--- SUPPLIED ENTRIES Enclosed Below ---

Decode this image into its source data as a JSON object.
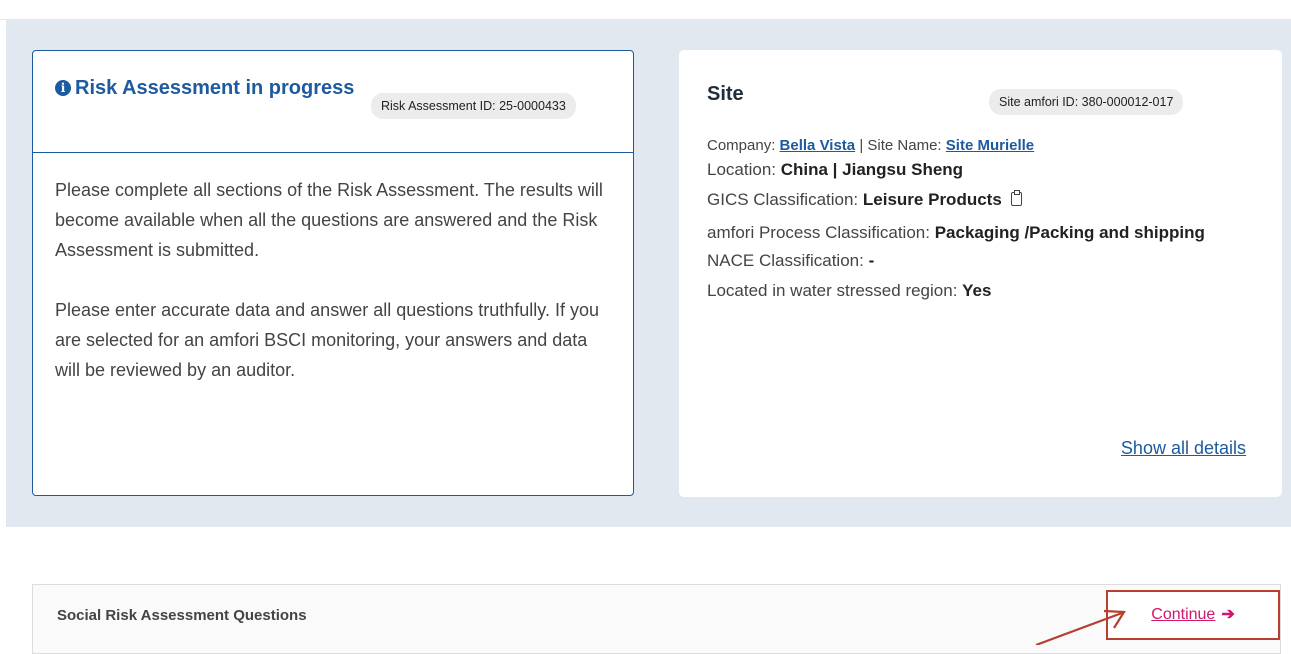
{
  "risk": {
    "title": "Risk Assessment in progress",
    "id_label": "Risk Assessment ID: 25-0000433",
    "paragraph1": "Please complete all sections of the Risk Assessment. The results will become available when all the questions are answered and the Risk Assessment is submitted.",
    "paragraph2": "Please enter accurate data and answer all questions truthfully. If you are selected for an amfori BSCI monitoring, your answers and data will be reviewed by an auditor."
  },
  "site": {
    "title": "Site",
    "id_label": "Site amfori ID: 380-000012-017",
    "company_label": "Company:",
    "company_value": "Bella Vista",
    "separator": "|",
    "site_name_label": "Site Name:",
    "site_name_value": "Site Murielle",
    "location_label": "Location:",
    "location_value": "China | Jiangsu Sheng",
    "gics_label": "GICS Classification:",
    "gics_value": "Leisure Products",
    "process_label": "amfori Process Classification:",
    "process_value": "Packaging /Packing and shipping",
    "nace_label": "NACE Classification:",
    "nace_value": "-",
    "water_label": "Located in water stressed region:",
    "water_value": "Yes",
    "show_all": "Show all details"
  },
  "section": {
    "label": "Social Risk Assessment Questions",
    "continue_label": "Continue",
    "continue_arrow": "➔"
  },
  "colors": {
    "primary": "#1d5a9f",
    "band": "#e1e8f0",
    "continue_text": "#d1176e",
    "highlight": "#b5402f"
  },
  "icons": {
    "info": "info-circle-icon",
    "clipboard": "clipboard-icon",
    "arrow": "arrow-right-icon"
  }
}
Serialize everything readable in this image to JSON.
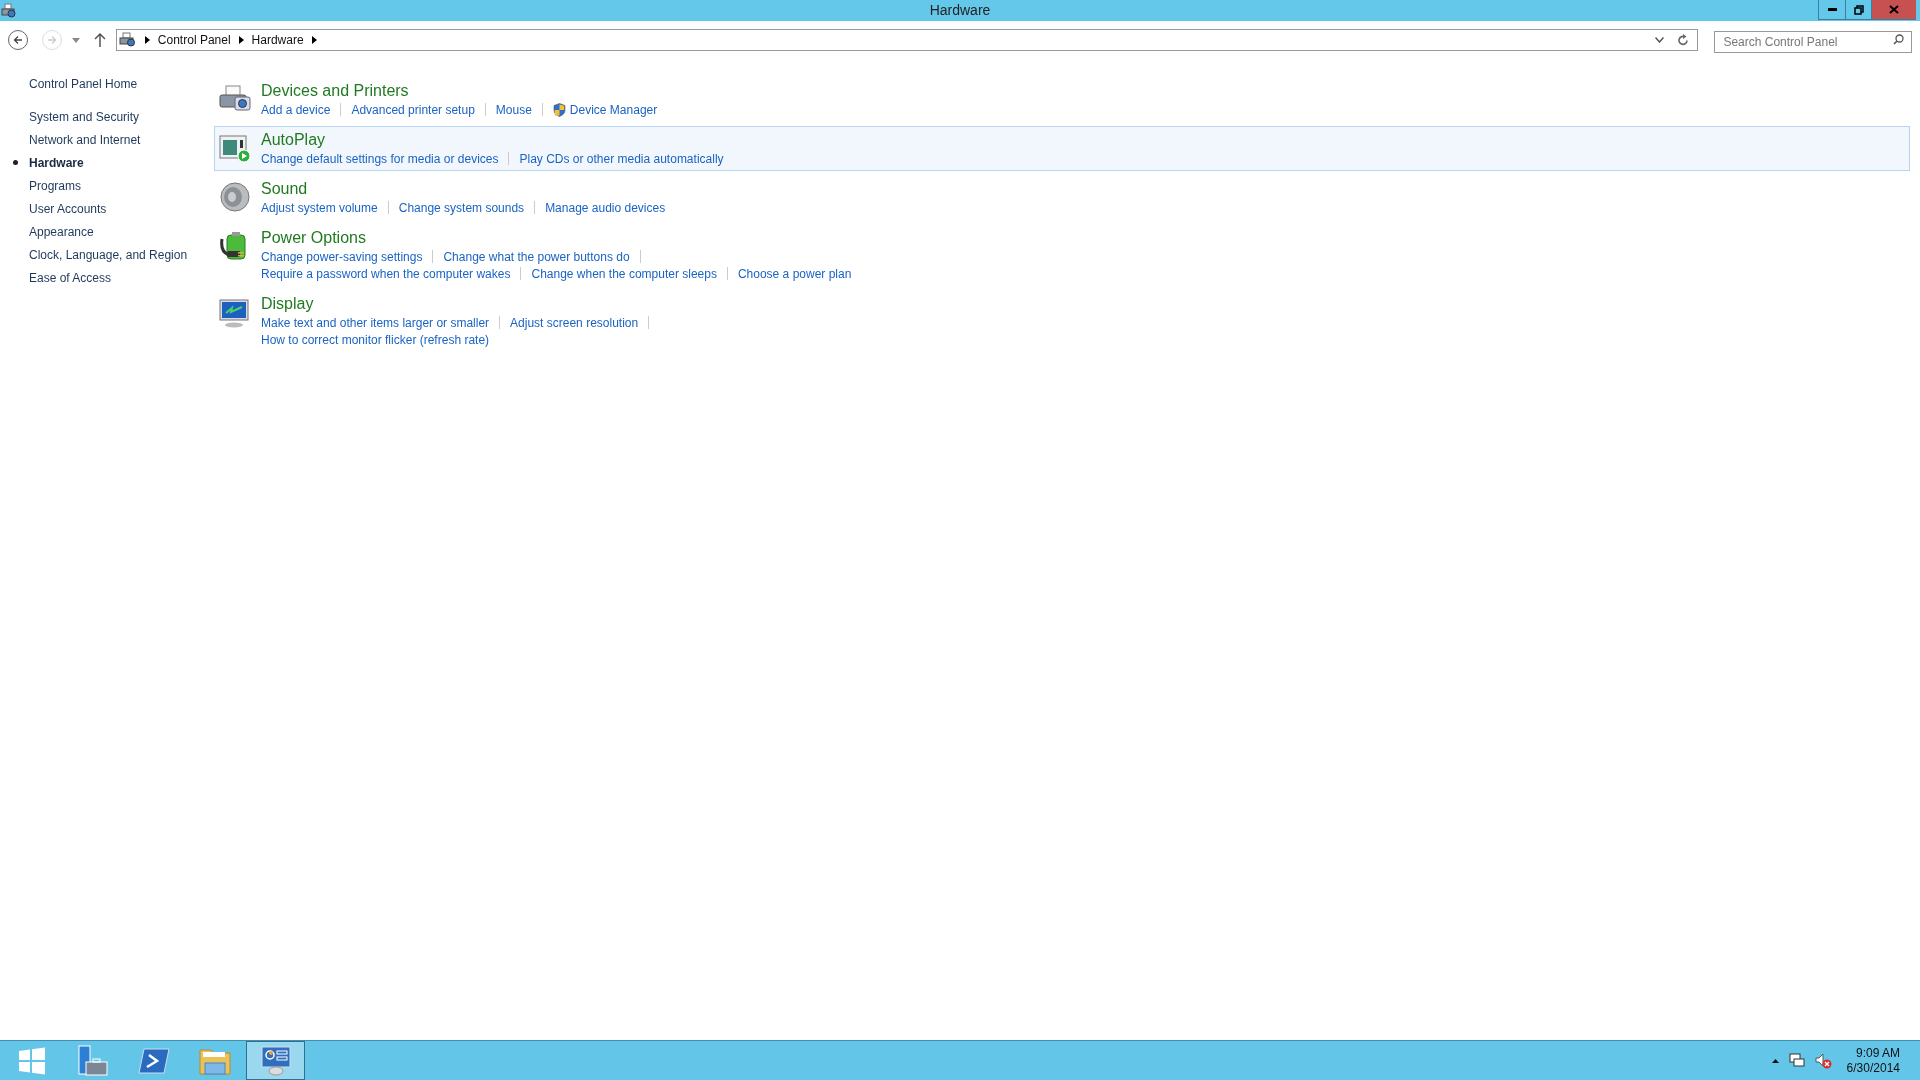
{
  "window": {
    "title": "Hardware"
  },
  "address_bar": {
    "crumbs": [
      "Control Panel",
      "Hardware"
    ]
  },
  "search": {
    "placeholder": "Search Control Panel"
  },
  "sidebar": {
    "items": [
      {
        "label": "Control Panel Home",
        "selected": false,
        "kind": "home"
      },
      {
        "label": "System and Security",
        "selected": false,
        "kind": "category"
      },
      {
        "label": "Network and Internet",
        "selected": false,
        "kind": "category"
      },
      {
        "label": "Hardware",
        "selected": true,
        "kind": "category"
      },
      {
        "label": "Programs",
        "selected": false,
        "kind": "category"
      },
      {
        "label": "User Accounts",
        "selected": false,
        "kind": "category"
      },
      {
        "label": "Appearance",
        "selected": false,
        "kind": "category"
      },
      {
        "label": "Clock, Language, and Region",
        "selected": false,
        "kind": "category"
      },
      {
        "label": "Ease of Access",
        "selected": false,
        "kind": "category"
      }
    ]
  },
  "sections": [
    {
      "kind": "printer",
      "title": "Devices and Printers",
      "selected": false,
      "lines": [
        [
          {
            "label": "Add a device",
            "kind": "link"
          },
          {
            "label": "Advanced printer setup",
            "kind": "link"
          },
          {
            "label": "Mouse",
            "kind": "link"
          },
          {
            "label": "Device Manager",
            "kind": "shield"
          }
        ]
      ]
    },
    {
      "kind": "autoplay",
      "title": "AutoPlay",
      "selected": true,
      "lines": [
        [
          {
            "label": "Change default settings for media or devices",
            "kind": "link"
          },
          {
            "label": "Play CDs or other media automatically",
            "kind": "link"
          }
        ]
      ]
    },
    {
      "kind": "sound",
      "title": "Sound",
      "selected": false,
      "lines": [
        [
          {
            "label": "Adjust system volume",
            "kind": "link"
          },
          {
            "label": "Change system sounds",
            "kind": "link"
          },
          {
            "label": "Manage audio devices",
            "kind": "link"
          }
        ]
      ]
    },
    {
      "kind": "power",
      "title": "Power Options",
      "selected": false,
      "lines": [
        [
          {
            "label": "Change power-saving settings",
            "kind": "link"
          },
          {
            "label": "Change what the power buttons do",
            "kind": "link"
          }
        ],
        [
          {
            "label": "Require a password when the computer wakes",
            "kind": "link"
          },
          {
            "label": "Change when the computer sleeps",
            "kind": "link"
          },
          {
            "label": "Choose a power plan",
            "kind": "link"
          }
        ]
      ]
    },
    {
      "kind": "display",
      "title": "Display",
      "selected": false,
      "lines": [
        [
          {
            "label": "Make text and other items larger or smaller",
            "kind": "link"
          },
          {
            "label": "Adjust screen resolution",
            "kind": "link"
          }
        ],
        [
          {
            "label": "How to correct monitor flicker (refresh rate)",
            "kind": "link"
          }
        ]
      ]
    }
  ],
  "taskbar": {
    "apps": [
      {
        "kind": "start",
        "selected": false
      },
      {
        "kind": "server",
        "selected": false
      },
      {
        "kind": "shell",
        "selected": false
      },
      {
        "kind": "folder",
        "selected": false
      },
      {
        "kind": "control",
        "selected": true
      }
    ],
    "tray": {
      "time": "9:09 AM",
      "date": "6/30/2014"
    }
  }
}
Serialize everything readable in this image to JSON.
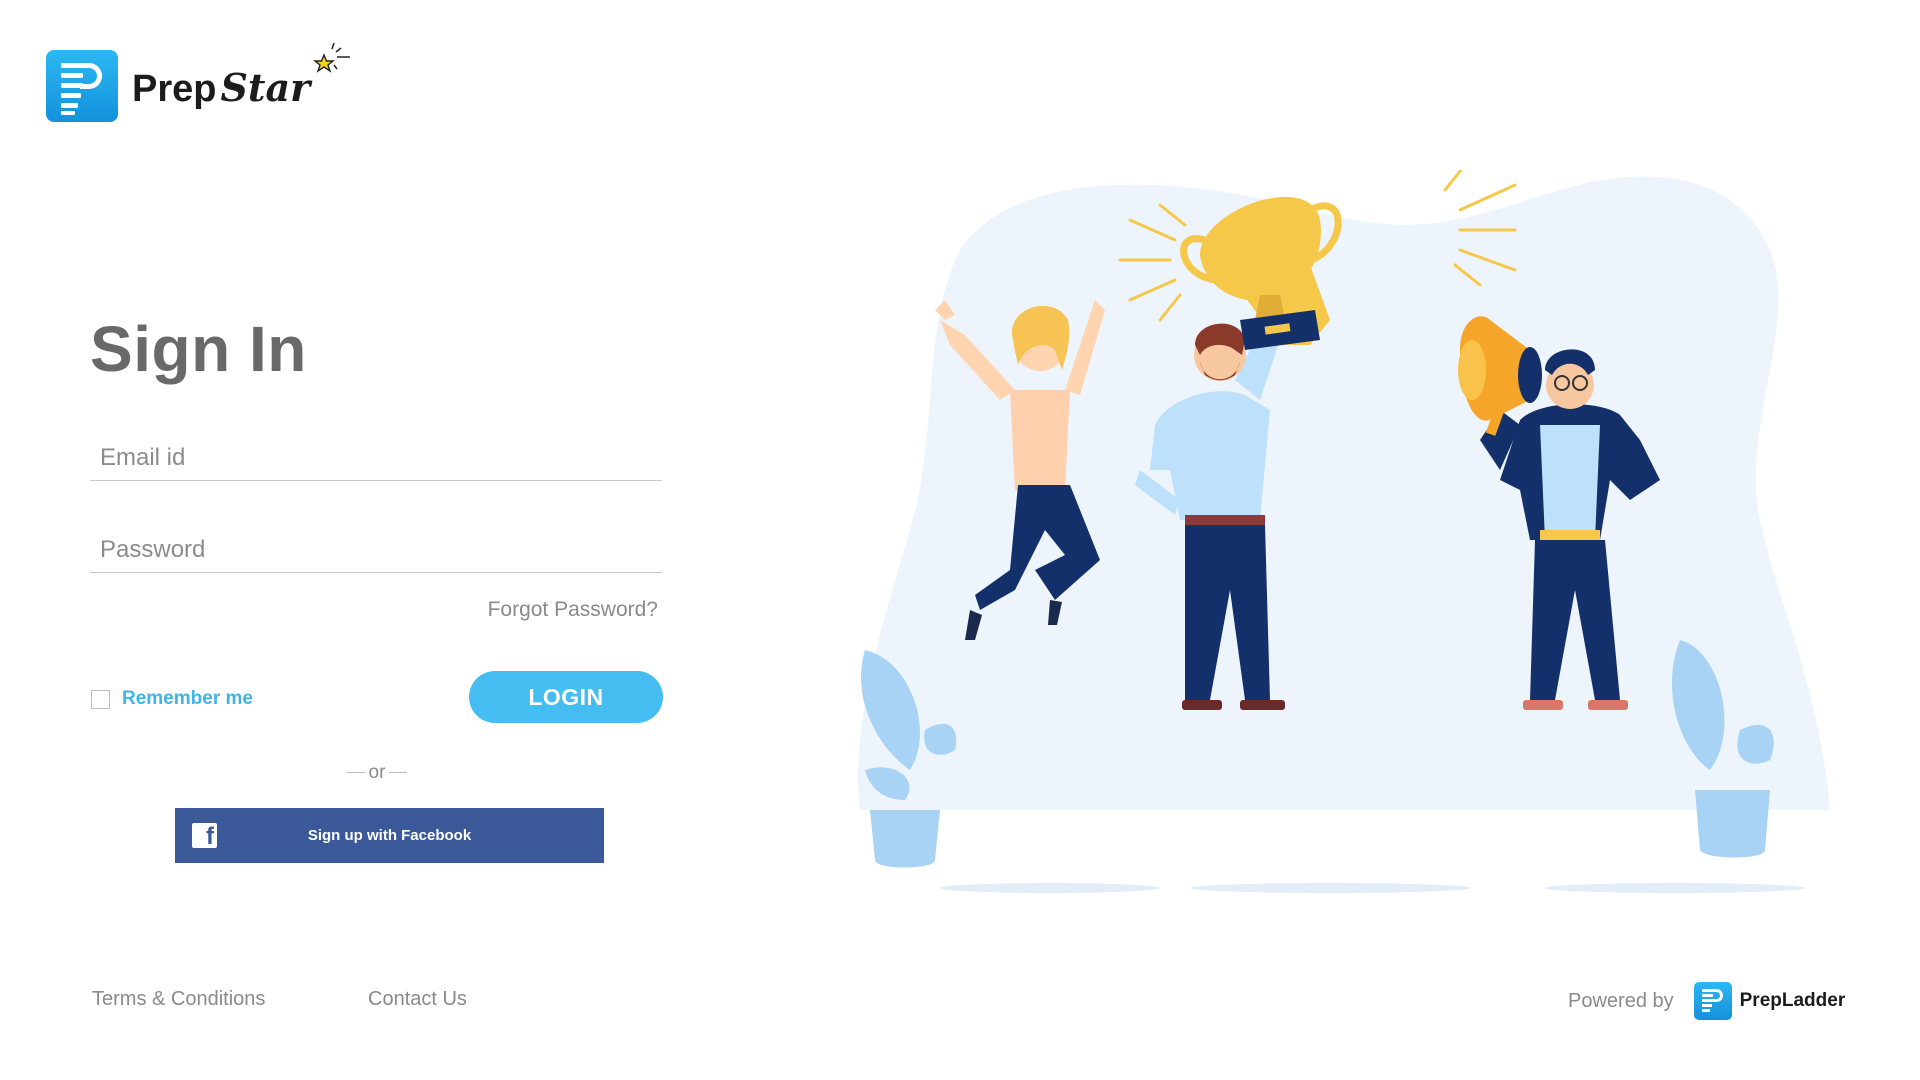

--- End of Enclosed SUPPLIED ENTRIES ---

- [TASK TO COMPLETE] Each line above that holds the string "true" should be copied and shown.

- [OUTPUT FOR THIS TASK]
        "selected": true,
      "selected": true,
        "selected": true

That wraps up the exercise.